Items from an interface collection:
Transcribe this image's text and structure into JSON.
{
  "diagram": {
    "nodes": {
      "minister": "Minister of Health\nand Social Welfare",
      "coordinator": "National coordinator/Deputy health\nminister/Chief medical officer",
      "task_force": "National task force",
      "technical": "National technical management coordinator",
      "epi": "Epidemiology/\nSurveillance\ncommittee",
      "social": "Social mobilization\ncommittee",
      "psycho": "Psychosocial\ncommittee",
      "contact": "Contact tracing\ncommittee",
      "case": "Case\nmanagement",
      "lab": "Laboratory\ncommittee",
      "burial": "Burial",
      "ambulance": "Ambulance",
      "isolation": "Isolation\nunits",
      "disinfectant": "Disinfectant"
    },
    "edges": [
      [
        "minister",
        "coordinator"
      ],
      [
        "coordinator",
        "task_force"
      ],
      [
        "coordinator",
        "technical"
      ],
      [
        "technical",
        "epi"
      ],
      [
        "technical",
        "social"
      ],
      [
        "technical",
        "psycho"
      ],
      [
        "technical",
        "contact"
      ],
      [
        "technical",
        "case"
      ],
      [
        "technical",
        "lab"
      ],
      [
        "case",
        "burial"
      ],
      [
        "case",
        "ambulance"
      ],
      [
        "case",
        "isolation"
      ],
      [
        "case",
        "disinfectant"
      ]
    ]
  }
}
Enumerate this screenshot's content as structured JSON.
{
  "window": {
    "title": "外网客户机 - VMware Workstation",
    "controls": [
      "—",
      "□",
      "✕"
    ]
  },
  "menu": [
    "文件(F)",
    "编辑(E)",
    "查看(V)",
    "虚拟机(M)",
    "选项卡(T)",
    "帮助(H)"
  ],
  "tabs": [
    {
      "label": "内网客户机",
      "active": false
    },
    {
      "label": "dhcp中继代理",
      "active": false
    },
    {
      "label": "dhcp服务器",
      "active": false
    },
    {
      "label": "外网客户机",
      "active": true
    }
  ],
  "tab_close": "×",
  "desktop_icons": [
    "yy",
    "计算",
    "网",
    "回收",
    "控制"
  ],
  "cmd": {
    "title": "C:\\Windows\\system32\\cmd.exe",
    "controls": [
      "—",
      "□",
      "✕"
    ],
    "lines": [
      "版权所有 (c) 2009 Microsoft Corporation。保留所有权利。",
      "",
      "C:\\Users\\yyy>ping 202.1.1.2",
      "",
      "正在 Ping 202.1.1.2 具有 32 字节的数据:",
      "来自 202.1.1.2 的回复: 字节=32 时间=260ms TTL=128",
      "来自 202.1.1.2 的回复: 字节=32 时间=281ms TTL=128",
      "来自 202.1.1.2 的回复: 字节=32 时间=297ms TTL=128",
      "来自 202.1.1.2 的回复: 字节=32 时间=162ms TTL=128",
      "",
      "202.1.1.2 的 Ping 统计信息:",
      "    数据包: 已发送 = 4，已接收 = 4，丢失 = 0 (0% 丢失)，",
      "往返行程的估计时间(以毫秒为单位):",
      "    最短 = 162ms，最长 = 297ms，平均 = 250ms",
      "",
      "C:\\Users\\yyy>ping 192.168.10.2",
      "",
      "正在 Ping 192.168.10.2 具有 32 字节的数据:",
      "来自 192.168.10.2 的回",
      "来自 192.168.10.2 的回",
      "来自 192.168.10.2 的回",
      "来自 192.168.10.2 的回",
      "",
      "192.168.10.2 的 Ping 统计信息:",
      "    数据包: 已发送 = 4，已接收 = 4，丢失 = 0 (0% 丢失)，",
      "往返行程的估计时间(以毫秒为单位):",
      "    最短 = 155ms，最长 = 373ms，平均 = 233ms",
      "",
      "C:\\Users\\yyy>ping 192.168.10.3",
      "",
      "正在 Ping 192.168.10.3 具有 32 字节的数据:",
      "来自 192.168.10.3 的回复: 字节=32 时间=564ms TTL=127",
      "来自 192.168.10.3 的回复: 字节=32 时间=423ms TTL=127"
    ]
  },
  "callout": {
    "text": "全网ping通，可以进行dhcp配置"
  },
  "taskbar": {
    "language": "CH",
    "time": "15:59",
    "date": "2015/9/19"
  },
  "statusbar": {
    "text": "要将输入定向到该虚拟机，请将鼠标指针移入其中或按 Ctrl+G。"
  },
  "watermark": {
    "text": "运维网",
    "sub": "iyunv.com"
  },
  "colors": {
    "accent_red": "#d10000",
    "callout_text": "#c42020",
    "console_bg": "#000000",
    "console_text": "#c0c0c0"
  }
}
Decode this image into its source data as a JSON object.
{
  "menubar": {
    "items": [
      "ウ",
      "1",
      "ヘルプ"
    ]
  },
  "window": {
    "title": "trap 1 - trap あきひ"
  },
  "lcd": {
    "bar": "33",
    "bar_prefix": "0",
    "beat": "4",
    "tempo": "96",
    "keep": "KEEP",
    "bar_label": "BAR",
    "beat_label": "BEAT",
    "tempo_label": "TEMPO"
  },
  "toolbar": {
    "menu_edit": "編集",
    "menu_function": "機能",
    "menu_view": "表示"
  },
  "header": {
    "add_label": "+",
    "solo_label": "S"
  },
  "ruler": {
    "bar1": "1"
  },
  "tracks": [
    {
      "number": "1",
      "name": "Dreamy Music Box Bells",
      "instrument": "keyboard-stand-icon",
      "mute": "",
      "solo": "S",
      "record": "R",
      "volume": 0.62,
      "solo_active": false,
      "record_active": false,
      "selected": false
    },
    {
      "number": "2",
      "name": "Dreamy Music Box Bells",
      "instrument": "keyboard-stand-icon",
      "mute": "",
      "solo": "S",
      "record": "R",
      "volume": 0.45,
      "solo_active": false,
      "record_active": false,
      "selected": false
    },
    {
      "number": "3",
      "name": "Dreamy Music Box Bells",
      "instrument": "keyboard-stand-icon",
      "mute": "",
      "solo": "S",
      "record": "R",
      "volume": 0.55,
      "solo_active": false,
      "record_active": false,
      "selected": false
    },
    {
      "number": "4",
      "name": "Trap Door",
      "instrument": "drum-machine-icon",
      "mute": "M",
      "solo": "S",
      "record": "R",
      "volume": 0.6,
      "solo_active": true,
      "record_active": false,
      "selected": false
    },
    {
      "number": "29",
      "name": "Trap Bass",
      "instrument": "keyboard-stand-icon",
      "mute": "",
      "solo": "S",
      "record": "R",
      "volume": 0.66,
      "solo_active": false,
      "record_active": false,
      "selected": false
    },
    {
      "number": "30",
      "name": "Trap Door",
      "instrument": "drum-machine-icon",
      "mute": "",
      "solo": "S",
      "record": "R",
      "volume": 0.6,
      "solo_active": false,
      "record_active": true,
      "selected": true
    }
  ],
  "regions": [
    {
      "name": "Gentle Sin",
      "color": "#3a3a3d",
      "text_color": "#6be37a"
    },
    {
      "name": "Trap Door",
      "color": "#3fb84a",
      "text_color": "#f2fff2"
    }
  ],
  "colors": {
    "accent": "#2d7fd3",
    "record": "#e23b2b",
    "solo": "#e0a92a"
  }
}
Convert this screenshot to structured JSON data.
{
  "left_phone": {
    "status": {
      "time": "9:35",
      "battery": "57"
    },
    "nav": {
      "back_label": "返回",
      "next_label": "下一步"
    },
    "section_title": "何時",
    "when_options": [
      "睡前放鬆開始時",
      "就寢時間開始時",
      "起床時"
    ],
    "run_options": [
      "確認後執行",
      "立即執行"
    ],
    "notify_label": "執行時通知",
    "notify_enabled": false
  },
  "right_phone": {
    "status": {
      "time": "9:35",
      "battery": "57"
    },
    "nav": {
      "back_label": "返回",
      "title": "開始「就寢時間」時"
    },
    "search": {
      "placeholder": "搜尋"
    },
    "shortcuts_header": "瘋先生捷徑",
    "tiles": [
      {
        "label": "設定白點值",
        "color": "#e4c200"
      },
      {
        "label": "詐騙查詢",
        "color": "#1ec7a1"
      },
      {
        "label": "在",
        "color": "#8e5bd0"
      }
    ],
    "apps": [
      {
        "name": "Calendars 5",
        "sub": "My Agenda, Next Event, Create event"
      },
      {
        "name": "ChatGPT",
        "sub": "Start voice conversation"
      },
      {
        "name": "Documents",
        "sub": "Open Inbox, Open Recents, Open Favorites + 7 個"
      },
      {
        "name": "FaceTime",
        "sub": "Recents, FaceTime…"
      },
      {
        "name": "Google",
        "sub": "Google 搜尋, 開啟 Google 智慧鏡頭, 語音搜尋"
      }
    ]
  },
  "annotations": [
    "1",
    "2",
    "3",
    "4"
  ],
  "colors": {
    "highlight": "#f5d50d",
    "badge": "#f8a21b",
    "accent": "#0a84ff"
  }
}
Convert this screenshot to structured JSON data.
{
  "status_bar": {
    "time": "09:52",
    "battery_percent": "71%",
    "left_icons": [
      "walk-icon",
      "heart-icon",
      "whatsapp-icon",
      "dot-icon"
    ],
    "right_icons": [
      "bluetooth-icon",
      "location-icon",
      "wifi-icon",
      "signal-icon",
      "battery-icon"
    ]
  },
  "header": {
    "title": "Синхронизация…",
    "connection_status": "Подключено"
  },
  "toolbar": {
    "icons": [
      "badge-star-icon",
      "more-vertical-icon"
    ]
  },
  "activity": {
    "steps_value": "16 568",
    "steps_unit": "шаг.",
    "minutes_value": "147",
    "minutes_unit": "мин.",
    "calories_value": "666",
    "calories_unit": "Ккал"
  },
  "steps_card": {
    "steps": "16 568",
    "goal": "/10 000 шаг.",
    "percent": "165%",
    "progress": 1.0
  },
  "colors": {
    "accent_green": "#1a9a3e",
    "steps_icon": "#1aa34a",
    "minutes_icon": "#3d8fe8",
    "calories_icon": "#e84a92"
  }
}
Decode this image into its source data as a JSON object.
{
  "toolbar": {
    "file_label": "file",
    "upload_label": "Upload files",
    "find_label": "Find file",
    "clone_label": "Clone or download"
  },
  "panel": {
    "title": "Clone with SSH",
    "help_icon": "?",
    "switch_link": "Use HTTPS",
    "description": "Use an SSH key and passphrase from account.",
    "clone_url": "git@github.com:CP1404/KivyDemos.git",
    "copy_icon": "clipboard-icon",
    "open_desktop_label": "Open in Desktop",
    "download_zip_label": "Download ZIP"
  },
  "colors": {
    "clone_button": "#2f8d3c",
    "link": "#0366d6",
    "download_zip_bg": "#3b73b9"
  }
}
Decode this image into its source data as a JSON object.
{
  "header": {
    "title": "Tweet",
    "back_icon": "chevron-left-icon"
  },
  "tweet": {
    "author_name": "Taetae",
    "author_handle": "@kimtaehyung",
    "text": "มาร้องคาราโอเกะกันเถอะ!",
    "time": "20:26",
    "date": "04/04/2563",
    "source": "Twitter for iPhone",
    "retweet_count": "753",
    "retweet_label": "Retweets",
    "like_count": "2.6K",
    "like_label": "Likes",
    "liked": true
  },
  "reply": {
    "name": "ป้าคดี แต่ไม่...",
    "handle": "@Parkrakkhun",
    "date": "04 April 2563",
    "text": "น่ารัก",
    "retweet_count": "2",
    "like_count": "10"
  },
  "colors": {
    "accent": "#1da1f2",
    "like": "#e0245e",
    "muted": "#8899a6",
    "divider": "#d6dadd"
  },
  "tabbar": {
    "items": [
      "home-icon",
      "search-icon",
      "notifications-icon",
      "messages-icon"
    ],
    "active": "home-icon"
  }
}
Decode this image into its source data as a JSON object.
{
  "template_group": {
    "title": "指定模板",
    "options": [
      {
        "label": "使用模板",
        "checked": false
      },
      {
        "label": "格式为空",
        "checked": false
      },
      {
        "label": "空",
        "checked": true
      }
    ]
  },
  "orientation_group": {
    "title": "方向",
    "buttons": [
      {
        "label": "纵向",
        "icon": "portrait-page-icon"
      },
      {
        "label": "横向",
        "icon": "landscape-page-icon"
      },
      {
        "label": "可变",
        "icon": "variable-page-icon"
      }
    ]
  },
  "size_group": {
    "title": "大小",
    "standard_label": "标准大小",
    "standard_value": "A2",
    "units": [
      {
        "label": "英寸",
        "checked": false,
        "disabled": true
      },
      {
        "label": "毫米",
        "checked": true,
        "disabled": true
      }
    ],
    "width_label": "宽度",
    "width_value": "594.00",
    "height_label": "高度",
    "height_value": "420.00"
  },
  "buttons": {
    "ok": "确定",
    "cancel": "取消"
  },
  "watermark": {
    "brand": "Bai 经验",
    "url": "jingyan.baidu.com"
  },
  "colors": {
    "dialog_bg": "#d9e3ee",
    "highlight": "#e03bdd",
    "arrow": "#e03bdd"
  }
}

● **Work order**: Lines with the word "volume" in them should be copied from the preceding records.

● **Response below**:
      "volume": 0.62,
      "volume": 0.45,
      "volume": 0.55,
      "volume": 0.6,
      "volume": 0.66,
      "volume": 0.6,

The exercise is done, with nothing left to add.